I have a lot of fond memories of various Borders. Sitting in the Southfield location trying to decide which paperback to buy. Studying, writing, or just killing time at the Birmingham location. Standing in line for autographs -- everyone from Elmore Leonard to Michael Connelly to Mitch Albom. I was at the Arborland location when Laurell K Hamilton insisted that the store remain open hours past closing time in order to accommodate everyone who was in line for an autograph (despite having to ice down her wrist at one point).

Sure, the closing of the Borders bookstores is not going to stop my book purchasing, only shift it. Yes, I have a metric ass-load of books to read before I even need to start to think about buying another book. I will, however, miss the people who worked there. I will miss the tables pushed against the window. I will miss the joy of discovering a new title by a favorite author (or a new author).

I know it is just a building, a company, whatever. Still, it feels like I said goodbye to a friend I know is never coming back.

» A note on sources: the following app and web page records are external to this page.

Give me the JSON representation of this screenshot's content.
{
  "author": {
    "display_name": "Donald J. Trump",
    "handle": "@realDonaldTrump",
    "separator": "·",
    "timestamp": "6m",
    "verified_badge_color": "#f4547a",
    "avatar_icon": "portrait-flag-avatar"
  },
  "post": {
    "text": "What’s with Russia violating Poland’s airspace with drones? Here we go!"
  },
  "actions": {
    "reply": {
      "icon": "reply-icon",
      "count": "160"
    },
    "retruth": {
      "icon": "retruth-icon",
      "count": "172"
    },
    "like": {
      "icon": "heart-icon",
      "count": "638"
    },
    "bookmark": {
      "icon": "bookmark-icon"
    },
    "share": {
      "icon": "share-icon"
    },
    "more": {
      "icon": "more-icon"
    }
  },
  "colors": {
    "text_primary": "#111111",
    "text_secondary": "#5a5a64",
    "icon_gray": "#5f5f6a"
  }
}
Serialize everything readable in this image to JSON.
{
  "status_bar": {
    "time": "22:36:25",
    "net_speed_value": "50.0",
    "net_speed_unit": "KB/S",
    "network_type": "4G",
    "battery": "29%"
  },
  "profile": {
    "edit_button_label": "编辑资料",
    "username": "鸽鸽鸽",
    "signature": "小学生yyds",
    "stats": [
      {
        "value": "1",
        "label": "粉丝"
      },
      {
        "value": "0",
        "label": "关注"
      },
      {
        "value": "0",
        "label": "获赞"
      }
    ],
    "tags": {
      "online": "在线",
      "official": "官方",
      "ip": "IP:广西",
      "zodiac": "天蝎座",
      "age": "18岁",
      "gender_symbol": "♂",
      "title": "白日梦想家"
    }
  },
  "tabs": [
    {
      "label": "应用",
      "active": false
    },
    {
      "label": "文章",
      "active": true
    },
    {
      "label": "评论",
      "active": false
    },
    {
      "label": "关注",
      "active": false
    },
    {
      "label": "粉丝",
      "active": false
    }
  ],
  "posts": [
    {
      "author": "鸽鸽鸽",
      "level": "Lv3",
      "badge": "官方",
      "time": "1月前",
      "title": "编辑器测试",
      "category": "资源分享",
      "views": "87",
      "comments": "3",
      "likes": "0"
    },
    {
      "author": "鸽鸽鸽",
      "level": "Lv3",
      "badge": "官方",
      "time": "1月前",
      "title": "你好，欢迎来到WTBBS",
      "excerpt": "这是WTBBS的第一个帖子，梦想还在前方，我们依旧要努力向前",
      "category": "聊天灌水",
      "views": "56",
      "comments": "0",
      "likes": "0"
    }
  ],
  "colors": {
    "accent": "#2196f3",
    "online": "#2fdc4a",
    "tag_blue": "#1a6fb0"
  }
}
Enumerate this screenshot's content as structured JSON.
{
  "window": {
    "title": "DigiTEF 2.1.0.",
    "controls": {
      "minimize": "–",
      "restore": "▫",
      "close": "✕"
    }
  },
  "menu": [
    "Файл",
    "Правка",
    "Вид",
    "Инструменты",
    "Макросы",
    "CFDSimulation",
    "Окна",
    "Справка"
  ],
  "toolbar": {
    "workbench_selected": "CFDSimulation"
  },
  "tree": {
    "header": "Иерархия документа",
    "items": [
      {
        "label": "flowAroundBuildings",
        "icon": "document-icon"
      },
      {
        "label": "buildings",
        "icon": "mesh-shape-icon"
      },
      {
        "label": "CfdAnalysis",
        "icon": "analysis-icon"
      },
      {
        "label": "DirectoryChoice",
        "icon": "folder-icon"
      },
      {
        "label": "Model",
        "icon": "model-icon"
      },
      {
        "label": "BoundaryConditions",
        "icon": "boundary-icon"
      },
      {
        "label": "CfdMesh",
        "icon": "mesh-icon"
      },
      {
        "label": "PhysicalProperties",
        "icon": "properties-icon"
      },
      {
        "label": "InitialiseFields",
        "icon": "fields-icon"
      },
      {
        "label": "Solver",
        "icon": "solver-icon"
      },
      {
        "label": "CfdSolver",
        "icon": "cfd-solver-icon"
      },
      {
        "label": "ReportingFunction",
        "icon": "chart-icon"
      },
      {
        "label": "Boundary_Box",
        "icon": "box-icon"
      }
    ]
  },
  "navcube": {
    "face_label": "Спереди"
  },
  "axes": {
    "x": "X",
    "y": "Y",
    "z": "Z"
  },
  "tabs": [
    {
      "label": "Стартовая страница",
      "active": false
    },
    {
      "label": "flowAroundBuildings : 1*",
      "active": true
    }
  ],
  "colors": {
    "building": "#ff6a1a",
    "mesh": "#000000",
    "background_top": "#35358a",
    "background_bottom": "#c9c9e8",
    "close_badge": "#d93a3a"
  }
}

*Not that this will stop me from adding to the pile. When it comes to books I'm rather like Navin R. Johnson: "I don't need one more thing, oh, I need that."

**In fact I just downloaded the new Steven King to the Nook app on my iPad (while writing this on it).

***It's all a cover up. Dinosaurs are still
[REDACTED]

*4 All of which is my way of saying I have no idea how old I was. Call it late grade school.

*5 This particular trip pre-dated the popularity of the latte, the use of e-mail by anyone other than scholarly types, and the invention of the lap-top computer. Yeah, dark ages, baby.

*6 I was also going to have leather furniture, brass and green glass reading lamps, an old fashioned globe, a telescope, hidden passages behind the shelves, a fire pole which led from the bed room to the kitchen, a moat, and a rocket launch pad on the roof. What do you want? I was a kid.

*7 Partially for reasons of space, but mostly because every time I mention a library among my friends they get antsy. Particularly Professor Plum and Colonel Mustard.

*8 One of Keith Laumer's Retief collections.